**Task requirements:** Go line by line through the listing below and copy those that hold "JSON".
↓↓↓
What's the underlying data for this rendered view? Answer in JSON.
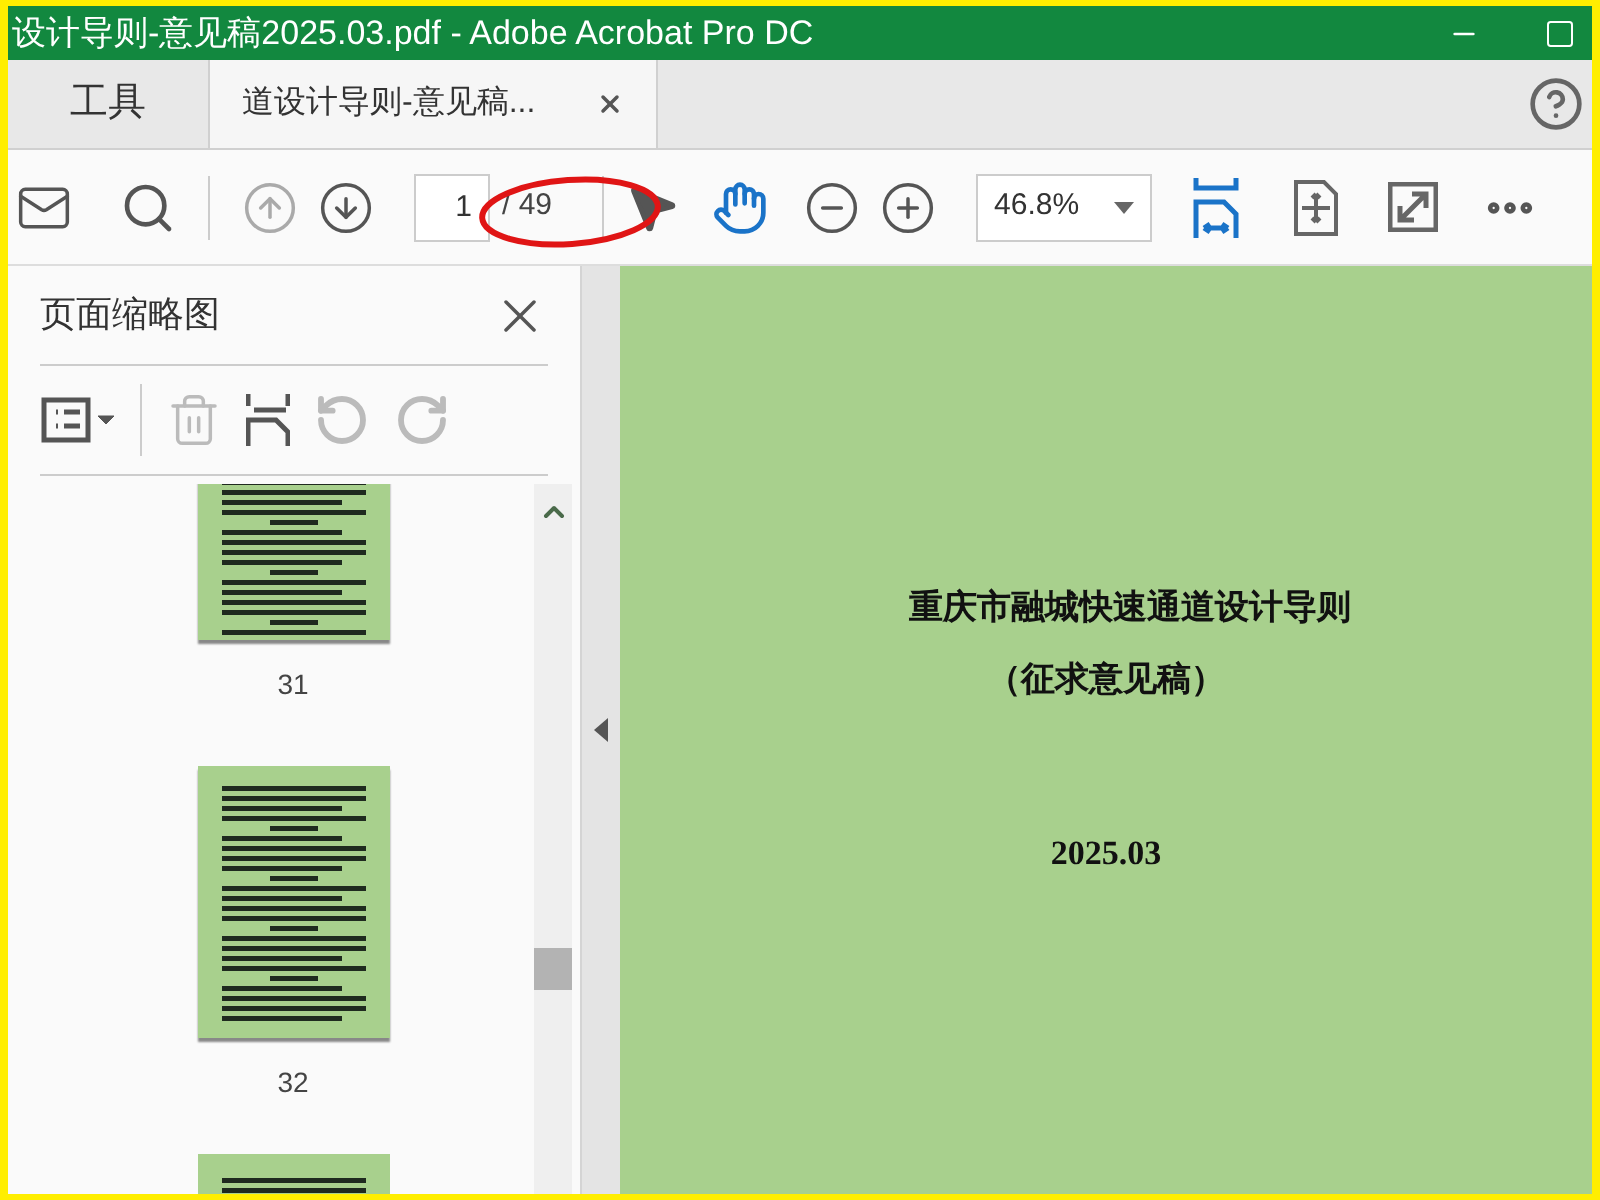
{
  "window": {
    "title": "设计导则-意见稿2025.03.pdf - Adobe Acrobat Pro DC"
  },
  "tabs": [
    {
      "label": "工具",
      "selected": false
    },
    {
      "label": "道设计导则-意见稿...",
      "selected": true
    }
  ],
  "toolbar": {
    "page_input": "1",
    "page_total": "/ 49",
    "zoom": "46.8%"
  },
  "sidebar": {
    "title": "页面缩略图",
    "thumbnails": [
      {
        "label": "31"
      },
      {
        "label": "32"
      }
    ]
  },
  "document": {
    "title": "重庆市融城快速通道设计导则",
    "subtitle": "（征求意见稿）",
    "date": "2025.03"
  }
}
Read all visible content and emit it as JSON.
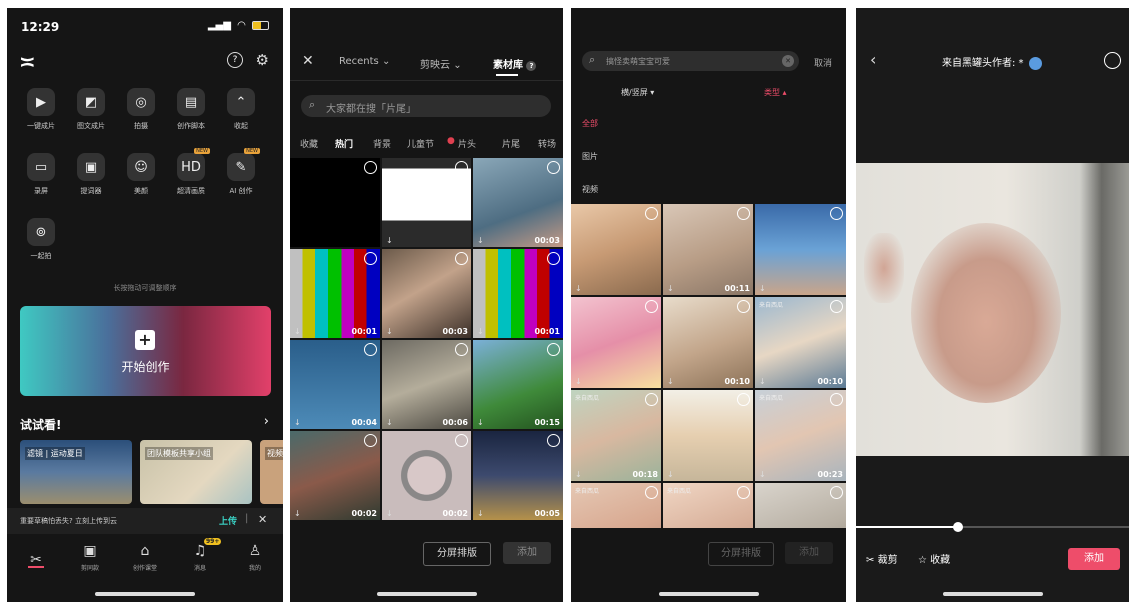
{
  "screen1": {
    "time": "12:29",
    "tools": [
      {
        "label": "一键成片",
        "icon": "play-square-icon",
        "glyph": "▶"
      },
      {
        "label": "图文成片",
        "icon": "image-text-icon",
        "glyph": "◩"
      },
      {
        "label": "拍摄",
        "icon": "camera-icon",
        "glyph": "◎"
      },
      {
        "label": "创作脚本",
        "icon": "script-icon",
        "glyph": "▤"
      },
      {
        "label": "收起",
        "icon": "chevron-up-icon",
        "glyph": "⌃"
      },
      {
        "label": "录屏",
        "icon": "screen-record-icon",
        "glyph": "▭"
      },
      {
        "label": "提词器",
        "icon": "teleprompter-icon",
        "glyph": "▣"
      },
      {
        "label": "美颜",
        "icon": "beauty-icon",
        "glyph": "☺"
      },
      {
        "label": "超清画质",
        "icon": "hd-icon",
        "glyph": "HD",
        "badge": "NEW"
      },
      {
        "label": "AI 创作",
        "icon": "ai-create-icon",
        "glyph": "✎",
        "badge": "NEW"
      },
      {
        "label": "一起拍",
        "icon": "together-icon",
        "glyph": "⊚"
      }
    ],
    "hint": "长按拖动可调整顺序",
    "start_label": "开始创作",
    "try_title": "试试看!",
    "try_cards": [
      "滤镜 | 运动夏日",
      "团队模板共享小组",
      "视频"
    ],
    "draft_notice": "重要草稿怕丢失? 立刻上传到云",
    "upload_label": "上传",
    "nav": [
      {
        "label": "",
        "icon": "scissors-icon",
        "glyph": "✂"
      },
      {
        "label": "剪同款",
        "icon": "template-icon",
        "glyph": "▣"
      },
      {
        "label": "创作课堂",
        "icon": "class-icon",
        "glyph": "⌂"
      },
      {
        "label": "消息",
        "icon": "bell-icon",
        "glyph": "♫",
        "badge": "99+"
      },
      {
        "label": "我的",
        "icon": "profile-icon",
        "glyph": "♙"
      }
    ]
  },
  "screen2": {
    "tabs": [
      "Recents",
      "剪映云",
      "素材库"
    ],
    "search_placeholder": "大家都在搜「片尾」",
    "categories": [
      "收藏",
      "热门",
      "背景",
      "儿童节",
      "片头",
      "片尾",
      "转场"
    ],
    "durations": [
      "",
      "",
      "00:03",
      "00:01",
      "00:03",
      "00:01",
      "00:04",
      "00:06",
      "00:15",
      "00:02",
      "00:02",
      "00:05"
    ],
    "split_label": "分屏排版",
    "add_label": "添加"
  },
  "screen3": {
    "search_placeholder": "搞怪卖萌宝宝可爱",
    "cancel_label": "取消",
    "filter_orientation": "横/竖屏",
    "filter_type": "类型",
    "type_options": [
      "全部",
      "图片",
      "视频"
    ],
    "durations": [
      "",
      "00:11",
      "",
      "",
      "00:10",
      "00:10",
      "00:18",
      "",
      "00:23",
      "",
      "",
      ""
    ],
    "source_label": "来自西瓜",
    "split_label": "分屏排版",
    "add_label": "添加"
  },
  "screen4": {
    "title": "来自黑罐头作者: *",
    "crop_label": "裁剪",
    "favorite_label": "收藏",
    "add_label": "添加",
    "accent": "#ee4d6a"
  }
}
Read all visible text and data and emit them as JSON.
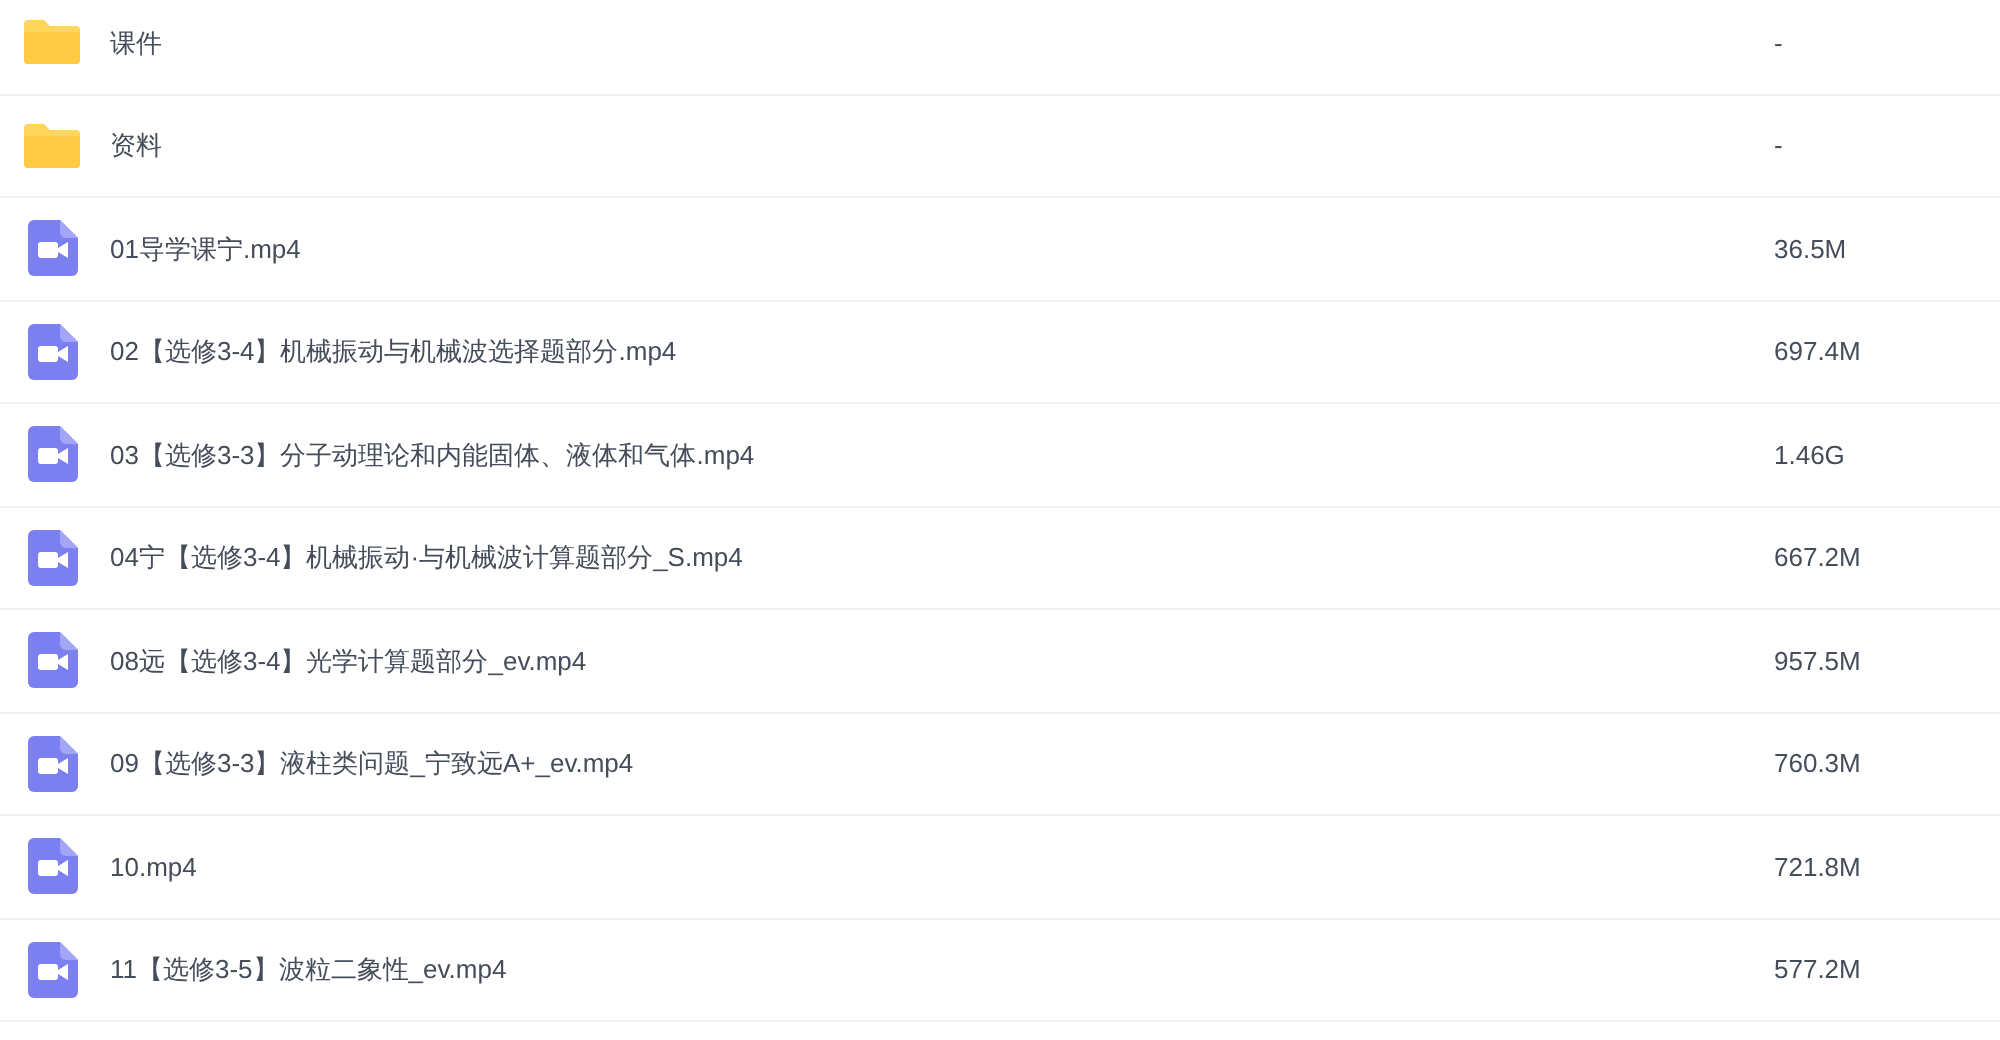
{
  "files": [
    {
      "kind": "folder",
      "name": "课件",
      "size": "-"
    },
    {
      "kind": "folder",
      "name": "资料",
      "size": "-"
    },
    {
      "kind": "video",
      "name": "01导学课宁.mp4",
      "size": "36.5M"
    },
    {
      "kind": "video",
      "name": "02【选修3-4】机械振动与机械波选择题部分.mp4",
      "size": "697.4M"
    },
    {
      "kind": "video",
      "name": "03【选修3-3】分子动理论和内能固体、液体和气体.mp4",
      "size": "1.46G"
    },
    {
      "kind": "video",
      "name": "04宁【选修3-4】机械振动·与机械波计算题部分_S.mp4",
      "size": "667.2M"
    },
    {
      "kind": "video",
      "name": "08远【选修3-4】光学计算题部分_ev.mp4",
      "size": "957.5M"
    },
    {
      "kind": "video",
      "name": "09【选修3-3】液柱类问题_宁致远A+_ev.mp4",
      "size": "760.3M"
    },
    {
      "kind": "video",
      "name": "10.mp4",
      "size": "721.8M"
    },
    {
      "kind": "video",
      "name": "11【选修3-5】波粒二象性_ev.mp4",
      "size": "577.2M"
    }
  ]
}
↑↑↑
**Completed exercise:**
What's the underlying data for this rendered view? Answer in JSON.
Read all visible content and emit it as JSON.
Read all visible text and data and emit them as JSON.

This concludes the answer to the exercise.